  • No one expected the transition from fossil fuels to be easy. But a year after President Joe Biden’s landmark climate law promised billions of dollars for America’s switch to clean energy, some of the nation’s most ambitious renewable power projects have been shelved, electric car sales are missing targets and investors are fleeing the sector in droves. The result is a $30 billion collapse in US clean energy stocks in the last six months—a market many investors expected to flourish in the aftermath of the law’s passage. Few industries have been unscathed by soaring interest rates, but perhaps none has been harder hit than renewable energy. For a sector that builds big, expensive facilities such as solar plants and wind farms, high rates cut profit margins enough to sink projects and bankrupt companies. The giddy enthusiasm that followed the Inflation Reduction Act’s passage evaporated, wiping out a quarter of the market value of US companies in the S&P Global Clean Energy Index in the six months ended Nov. 27.
  • KKR & Co. will pay about $2.7 billion in cash to acquire the remaining 37% of Global Atlantic that it doesn’t already own, broadening its bet on insurance to fuel asset and fee growth. The buyout giant will fund the purchase from its balance sheet, which had $23 billion of cash and investments as of Sept. 30, KKR said Wednesday in a statement. The transaction, along with a series of “strategic initiatives,” is expected to boost after-tax distributable earnings per share by about 10% in 2024, according to a separate presentation. The acquisition gives KKR access to Global Atlantic’s retail distribution platform, which benefits its growing wealth business, and it creates opportunities for the firm’s capital markets unit, he said.

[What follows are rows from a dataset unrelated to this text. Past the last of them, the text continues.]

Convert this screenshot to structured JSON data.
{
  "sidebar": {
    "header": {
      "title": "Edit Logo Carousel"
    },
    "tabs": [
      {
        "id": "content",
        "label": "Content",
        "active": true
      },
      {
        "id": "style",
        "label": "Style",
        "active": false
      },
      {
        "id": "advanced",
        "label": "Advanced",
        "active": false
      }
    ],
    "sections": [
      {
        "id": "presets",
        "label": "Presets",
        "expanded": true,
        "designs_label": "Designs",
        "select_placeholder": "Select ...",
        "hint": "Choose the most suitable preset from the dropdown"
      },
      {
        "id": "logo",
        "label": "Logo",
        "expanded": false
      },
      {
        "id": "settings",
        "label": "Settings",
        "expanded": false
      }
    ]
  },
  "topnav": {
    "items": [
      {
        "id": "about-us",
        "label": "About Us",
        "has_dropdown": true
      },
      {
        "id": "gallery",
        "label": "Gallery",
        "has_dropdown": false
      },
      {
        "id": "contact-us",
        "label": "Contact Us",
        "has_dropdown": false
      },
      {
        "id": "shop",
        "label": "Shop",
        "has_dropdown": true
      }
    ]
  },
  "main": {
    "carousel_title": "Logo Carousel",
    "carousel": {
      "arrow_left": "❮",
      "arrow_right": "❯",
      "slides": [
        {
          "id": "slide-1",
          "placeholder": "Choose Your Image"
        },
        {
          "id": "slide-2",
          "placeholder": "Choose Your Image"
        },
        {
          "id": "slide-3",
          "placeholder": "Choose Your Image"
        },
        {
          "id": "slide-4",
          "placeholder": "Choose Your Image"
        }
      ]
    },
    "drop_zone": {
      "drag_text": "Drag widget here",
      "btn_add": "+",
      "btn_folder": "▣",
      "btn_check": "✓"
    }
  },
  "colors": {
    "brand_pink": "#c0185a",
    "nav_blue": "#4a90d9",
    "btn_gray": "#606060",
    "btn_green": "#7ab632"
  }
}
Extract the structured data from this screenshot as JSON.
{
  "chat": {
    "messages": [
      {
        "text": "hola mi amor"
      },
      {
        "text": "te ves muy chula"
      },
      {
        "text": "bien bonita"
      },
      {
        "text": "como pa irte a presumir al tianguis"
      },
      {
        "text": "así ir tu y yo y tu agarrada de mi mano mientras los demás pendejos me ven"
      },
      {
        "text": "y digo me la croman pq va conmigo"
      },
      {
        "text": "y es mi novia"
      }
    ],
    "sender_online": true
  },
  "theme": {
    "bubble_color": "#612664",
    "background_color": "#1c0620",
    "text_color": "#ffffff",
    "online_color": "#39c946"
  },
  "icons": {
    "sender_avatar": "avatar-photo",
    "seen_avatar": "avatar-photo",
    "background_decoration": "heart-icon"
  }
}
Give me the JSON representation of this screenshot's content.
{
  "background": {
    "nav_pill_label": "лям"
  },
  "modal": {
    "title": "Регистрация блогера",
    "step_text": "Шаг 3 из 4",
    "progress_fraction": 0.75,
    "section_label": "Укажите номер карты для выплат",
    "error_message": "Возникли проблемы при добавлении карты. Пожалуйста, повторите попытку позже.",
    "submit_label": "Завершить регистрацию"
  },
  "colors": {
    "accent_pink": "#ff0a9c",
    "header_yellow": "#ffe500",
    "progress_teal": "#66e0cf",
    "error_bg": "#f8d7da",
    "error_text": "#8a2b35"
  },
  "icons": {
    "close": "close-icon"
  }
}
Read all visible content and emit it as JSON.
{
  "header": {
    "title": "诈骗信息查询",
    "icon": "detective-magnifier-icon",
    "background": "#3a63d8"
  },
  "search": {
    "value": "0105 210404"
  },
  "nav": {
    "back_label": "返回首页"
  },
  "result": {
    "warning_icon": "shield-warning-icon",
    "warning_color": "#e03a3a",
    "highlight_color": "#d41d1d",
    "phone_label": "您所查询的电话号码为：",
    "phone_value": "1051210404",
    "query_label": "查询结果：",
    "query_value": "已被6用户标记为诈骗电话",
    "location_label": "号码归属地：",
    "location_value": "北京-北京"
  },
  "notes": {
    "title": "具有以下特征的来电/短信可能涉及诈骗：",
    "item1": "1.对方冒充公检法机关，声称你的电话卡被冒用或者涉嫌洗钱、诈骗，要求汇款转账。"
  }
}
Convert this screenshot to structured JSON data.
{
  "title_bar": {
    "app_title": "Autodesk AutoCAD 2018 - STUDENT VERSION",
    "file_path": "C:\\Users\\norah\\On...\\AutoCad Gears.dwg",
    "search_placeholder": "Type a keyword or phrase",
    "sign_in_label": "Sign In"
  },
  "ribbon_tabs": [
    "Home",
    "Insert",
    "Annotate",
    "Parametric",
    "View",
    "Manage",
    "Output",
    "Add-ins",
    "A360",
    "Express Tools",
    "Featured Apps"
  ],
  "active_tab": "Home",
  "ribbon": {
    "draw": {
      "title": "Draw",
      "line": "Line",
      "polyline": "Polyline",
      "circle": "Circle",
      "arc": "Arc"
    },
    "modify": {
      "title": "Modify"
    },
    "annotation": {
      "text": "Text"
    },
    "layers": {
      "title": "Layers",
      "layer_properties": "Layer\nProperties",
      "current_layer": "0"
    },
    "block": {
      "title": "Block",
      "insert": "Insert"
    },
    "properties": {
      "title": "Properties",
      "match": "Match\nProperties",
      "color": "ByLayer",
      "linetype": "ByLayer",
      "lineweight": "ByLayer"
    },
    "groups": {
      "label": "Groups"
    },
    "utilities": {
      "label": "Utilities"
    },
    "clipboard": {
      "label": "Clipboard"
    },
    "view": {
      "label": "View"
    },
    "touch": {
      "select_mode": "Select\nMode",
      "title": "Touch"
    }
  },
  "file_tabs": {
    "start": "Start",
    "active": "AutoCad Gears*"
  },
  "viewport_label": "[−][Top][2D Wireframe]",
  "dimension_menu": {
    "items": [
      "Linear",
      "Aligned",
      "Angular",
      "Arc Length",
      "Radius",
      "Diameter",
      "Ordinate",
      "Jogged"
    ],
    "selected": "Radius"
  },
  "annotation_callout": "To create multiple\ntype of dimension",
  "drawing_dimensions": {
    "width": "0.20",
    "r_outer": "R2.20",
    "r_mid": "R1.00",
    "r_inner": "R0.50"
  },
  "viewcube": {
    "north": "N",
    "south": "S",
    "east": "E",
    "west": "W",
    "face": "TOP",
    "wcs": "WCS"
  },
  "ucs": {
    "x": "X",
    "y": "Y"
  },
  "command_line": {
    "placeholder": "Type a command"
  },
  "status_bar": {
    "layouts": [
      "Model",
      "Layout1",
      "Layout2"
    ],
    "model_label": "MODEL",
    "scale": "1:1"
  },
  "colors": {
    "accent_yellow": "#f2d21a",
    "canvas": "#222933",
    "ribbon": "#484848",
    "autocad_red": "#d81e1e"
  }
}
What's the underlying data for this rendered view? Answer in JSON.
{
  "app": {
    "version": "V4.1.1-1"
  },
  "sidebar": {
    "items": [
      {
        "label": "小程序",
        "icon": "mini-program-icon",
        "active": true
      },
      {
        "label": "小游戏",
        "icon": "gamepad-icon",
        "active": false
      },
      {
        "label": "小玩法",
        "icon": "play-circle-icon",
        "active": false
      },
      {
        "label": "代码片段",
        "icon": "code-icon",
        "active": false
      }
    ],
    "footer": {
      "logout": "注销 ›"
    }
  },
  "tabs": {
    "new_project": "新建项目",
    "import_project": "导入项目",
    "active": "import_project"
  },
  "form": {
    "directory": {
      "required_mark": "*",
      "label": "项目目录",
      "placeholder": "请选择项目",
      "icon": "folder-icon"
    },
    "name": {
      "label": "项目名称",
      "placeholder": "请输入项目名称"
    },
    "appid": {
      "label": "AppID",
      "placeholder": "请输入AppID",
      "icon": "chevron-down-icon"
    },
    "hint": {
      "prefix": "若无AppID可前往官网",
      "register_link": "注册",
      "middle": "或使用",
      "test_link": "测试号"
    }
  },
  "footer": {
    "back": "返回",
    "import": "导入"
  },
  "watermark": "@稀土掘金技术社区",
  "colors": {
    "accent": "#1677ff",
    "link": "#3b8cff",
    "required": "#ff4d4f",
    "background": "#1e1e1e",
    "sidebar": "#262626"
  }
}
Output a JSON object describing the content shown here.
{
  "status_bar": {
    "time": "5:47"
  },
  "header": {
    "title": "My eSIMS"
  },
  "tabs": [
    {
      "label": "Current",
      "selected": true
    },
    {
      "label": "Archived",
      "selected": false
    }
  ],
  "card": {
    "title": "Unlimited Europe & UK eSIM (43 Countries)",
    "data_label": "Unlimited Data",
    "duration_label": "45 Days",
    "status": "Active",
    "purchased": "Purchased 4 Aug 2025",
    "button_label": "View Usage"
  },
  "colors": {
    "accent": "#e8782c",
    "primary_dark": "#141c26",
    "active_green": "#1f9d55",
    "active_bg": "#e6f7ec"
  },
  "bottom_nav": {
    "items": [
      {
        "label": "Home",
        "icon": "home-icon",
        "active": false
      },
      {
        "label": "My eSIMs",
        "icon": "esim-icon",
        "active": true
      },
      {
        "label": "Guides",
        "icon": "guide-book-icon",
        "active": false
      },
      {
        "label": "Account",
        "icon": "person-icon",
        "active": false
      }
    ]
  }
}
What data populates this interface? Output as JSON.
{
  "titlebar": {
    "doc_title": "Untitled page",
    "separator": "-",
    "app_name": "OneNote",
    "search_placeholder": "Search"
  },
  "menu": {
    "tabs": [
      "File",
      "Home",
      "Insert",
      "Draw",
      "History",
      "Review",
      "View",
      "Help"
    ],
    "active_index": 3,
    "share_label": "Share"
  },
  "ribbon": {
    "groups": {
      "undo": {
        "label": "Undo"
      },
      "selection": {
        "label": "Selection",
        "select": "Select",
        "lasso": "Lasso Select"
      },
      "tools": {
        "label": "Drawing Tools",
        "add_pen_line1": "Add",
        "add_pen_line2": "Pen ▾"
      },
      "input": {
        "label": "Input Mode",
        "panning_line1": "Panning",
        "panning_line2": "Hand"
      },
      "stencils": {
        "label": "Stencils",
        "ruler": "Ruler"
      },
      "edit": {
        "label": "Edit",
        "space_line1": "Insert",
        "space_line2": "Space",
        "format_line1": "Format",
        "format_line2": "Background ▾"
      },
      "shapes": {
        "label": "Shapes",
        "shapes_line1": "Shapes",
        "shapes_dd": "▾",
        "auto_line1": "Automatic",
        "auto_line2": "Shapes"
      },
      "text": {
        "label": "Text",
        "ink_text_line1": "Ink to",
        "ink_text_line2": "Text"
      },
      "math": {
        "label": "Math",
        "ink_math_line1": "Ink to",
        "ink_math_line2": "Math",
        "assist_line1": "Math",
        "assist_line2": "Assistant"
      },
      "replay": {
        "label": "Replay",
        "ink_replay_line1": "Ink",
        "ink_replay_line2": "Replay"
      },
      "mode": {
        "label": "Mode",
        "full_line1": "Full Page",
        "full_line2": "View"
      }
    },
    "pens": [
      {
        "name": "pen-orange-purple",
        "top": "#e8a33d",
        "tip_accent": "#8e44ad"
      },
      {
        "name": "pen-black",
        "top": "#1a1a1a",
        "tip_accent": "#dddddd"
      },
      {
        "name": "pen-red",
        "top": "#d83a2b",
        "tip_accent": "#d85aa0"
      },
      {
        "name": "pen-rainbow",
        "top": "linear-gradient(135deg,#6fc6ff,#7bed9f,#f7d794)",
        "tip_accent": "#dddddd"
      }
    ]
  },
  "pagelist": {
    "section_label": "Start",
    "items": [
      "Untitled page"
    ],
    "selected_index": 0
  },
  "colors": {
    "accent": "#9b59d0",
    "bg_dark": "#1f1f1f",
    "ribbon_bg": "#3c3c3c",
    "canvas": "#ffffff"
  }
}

  • Jack Ma urged Alibaba Group Holding Ltd. to correct course in a surprise internal memo, in which the billionaire called for fundamental change across the company he co-founded decades ago. Ma, who has mostly stayed away from day-to-day operations since 2020, stunned employees Wednesday by replying to a staff post on Alibaba’s internal forum. In his brief message, the entrepreneur praised decisions taken in recent years by rival PDD Holdings Inc. to wrest market share from China’s e-commerce leader. But Ma was convinced Alibaba will change and “correct its course,” he said in a post confirmed by people familiar with the forum. Alibaba, once China’s best candidate to become a trillion-dollar company, is trading near its lowest value this year, at a fraction of its peak in 2020. The company is navigating turmoil both internally and externally, as a weaker-than-anticipated economic recovery and up-and-coming rivals such as PDD and ByteDance Ltd. undermine its once-dominant online retail business.